### [INSTRUCTIONS TO FOLLOW]
Each record needs to be retyped exactly, though its pictures should not appear.

Stored items:
+ + + + + + +

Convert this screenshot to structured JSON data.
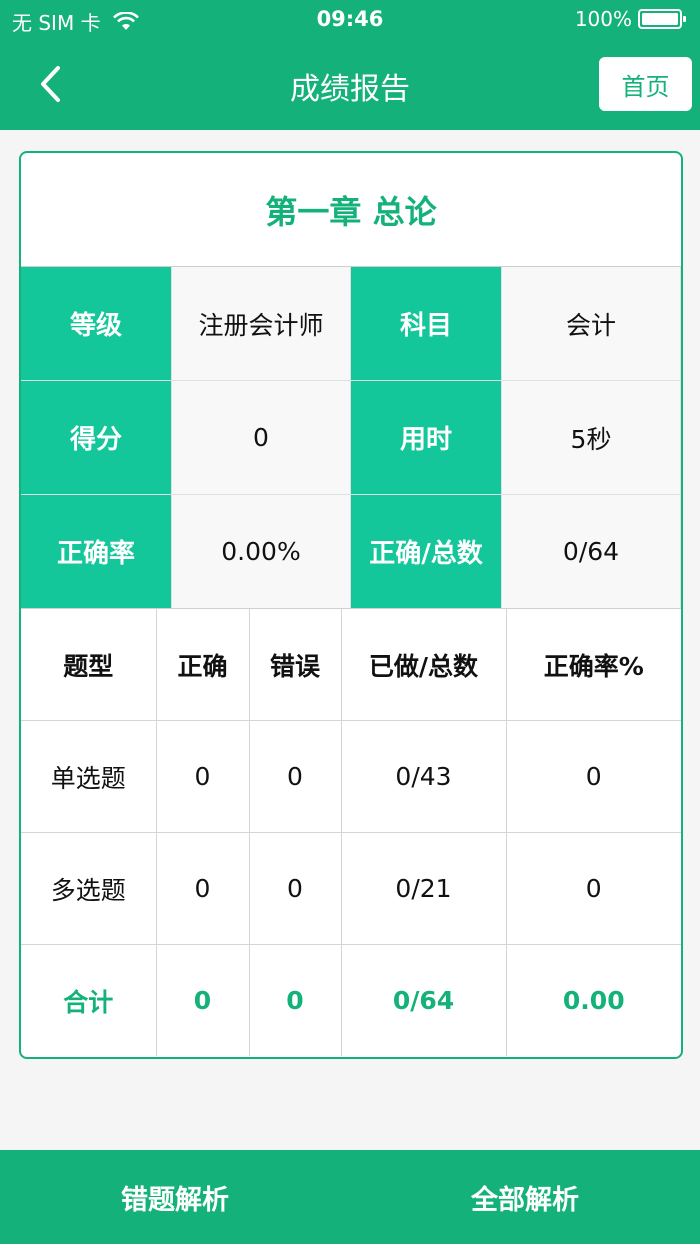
{
  "status_bar": {
    "carrier": "无 SIM 卡",
    "time": "09:46",
    "battery": "100%"
  },
  "nav": {
    "title": "成绩报告",
    "home_label": "首页"
  },
  "report": {
    "chapter": "第一章 总论",
    "info": [
      {
        "label1": "等级",
        "value1": "注册会计师",
        "label2": "科目",
        "value2": "会计"
      },
      {
        "label1": "得分",
        "value1": "0",
        "label2": "用时",
        "value2": "5秒"
      },
      {
        "label1": "正确率",
        "value1": "0.00%",
        "label2": "正确/总数",
        "value2": "0/64"
      }
    ],
    "table": {
      "headers": [
        "题型",
        "正确",
        "错误",
        "已做/总数",
        "正确率%"
      ],
      "rows": [
        [
          "单选题",
          "0",
          "0",
          "0/43",
          "0"
        ],
        [
          "多选题",
          "0",
          "0",
          "0/21",
          "0"
        ]
      ],
      "total": [
        "合计",
        "0",
        "0",
        "0/64",
        "0.00"
      ]
    }
  },
  "bottom": {
    "wrong_analysis": "错题解析",
    "all_analysis": "全部解析"
  },
  "colors": {
    "primary": "#14b27a",
    "label_bg": "#14c79a"
  }
}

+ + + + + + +

### [SOLUTION TO THIS EXERCISE]
Convert this screenshot to structured JSON data.
{
  "status_bar": {
    "carrier": "无 SIM 卡",
    "time": "09:46",
    "battery": "100%"
  },
  "nav": {
    "title": "成绩报告",
    "home_label": "首页"
  },
  "report": {
    "chapter": "第一章 总论",
    "info": [
      {
        "label1": "等级",
        "value1": "注册会计师",
        "label2": "科目",
        "value2": "会计"
      },
      {
        "label1": "得分",
        "value1": "0",
        "label2": "用时",
        "value2": "5秒"
      },
      {
        "label1": "正确率",
        "value1": "0.00%",
        "label2": "正确/总数",
        "value2": "0/64"
      }
    ],
    "table": {
      "headers": [
        "题型",
        "正确",
        "错误",
        "已做/总数",
        "正确率%"
      ],
      "rows": [
        [
          "单选题",
          "0",
          "0",
          "0/43",
          "0"
        ],
        [
          "多选题",
          "0",
          "0",
          "0/21",
          "0"
        ]
      ],
      "total": [
        "合计",
        "0",
        "0",
        "0/64",
        "0.00"
      ]
    }
  },
  "bottom": {
    "wrong_analysis": "错题解析",
    "all_analysis": "全部解析"
  },
  "colors": {
    "primary": "#14b27a",
    "label_bg": "#14c79a"
  }
}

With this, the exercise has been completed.